** LISTED RECORDS follows **
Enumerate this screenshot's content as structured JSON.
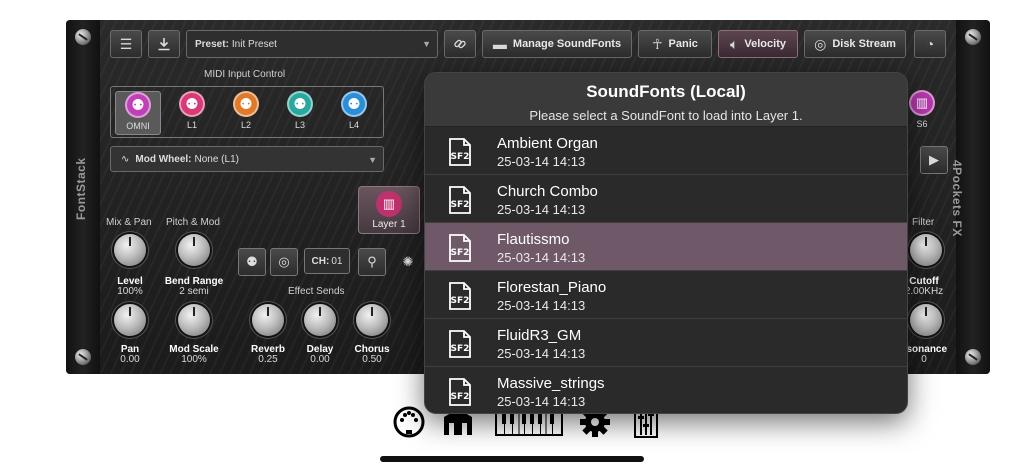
{
  "rack": {
    "side_left": "FontStack",
    "side_right": "4Pockets FX",
    "toolbar": {
      "preset_prefix": "Preset:",
      "preset_value": "Init Preset",
      "manage_soundfonts": "Manage SoundFonts",
      "panic": "Panic",
      "velocity": "Velocity",
      "disk_stream": "Disk Stream"
    },
    "midi_input_control": "MIDI Input Control",
    "midi_channels": [
      {
        "label": "OMNI",
        "color": "#c040b8"
      },
      {
        "label": "L1",
        "color": "#d83a78"
      },
      {
        "label": "L2",
        "color": "#e07a28"
      },
      {
        "label": "L3",
        "color": "#2aa8a0"
      },
      {
        "label": "L4",
        "color": "#2a8ed8"
      }
    ],
    "mod_wheel_prefix": "Mod Wheel:",
    "mod_wheel_value": "None (L1)",
    "layer_button": "Layer 1",
    "s6_label": "S6",
    "sections": {
      "mix_pan": "Mix & Pan",
      "pitch_mod": "Pitch & Mod",
      "effect_sends": "Effect Sends",
      "filter": "Filter"
    },
    "channel_box_prefix": "CH:",
    "channel_box_value": "01",
    "knobs": {
      "level": {
        "label": "Level",
        "value": "100%"
      },
      "bend_range": {
        "label": "Bend Range",
        "value": "2 semi"
      },
      "pan": {
        "label": "Pan",
        "value": "0.00"
      },
      "mod_scale": {
        "label": "Mod Scale",
        "value": "100%"
      },
      "reverb": {
        "label": "Reverb",
        "value": "0.25"
      },
      "delay": {
        "label": "Delay",
        "value": "0.00"
      },
      "chorus": {
        "label": "Chorus",
        "value": "0.50"
      },
      "cutoff": {
        "label": "Cutoff",
        "value": "2.00KHz"
      },
      "resonance": {
        "label": "esonance",
        "value": "0"
      }
    }
  },
  "popover": {
    "title": "SoundFonts (Local)",
    "subtitle": "Please select a SoundFont to load into Layer 1.",
    "icon_text": "SF2",
    "items": [
      {
        "name": "Ambient Organ",
        "date": "25-03-14 14:13"
      },
      {
        "name": "Church Combo",
        "date": "25-03-14 14:13"
      },
      {
        "name": "Flautissmo",
        "date": "25-03-14 14:13"
      },
      {
        "name": "Florestan_Piano",
        "date": "25-03-14 14:13"
      },
      {
        "name": "FluidR3_GM",
        "date": "25-03-14 14:13"
      },
      {
        "name": "Massive_strings",
        "date": "25-03-14 14:13"
      }
    ],
    "selected_index": 2
  },
  "bottom_bar": {
    "icons": [
      "midi-connector-icon",
      "instrument-icon",
      "keyboard-icon",
      "gear-icon",
      "mixer-icon"
    ]
  }
}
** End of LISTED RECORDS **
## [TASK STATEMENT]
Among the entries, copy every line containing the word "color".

## [COMPLETED EXERCISE]
        "color": "#c040b8"
        "color": "#d83a78"
        "color": "#e07a28"
        "color": "#2aa8a0"
        "color": "#2a8ed8"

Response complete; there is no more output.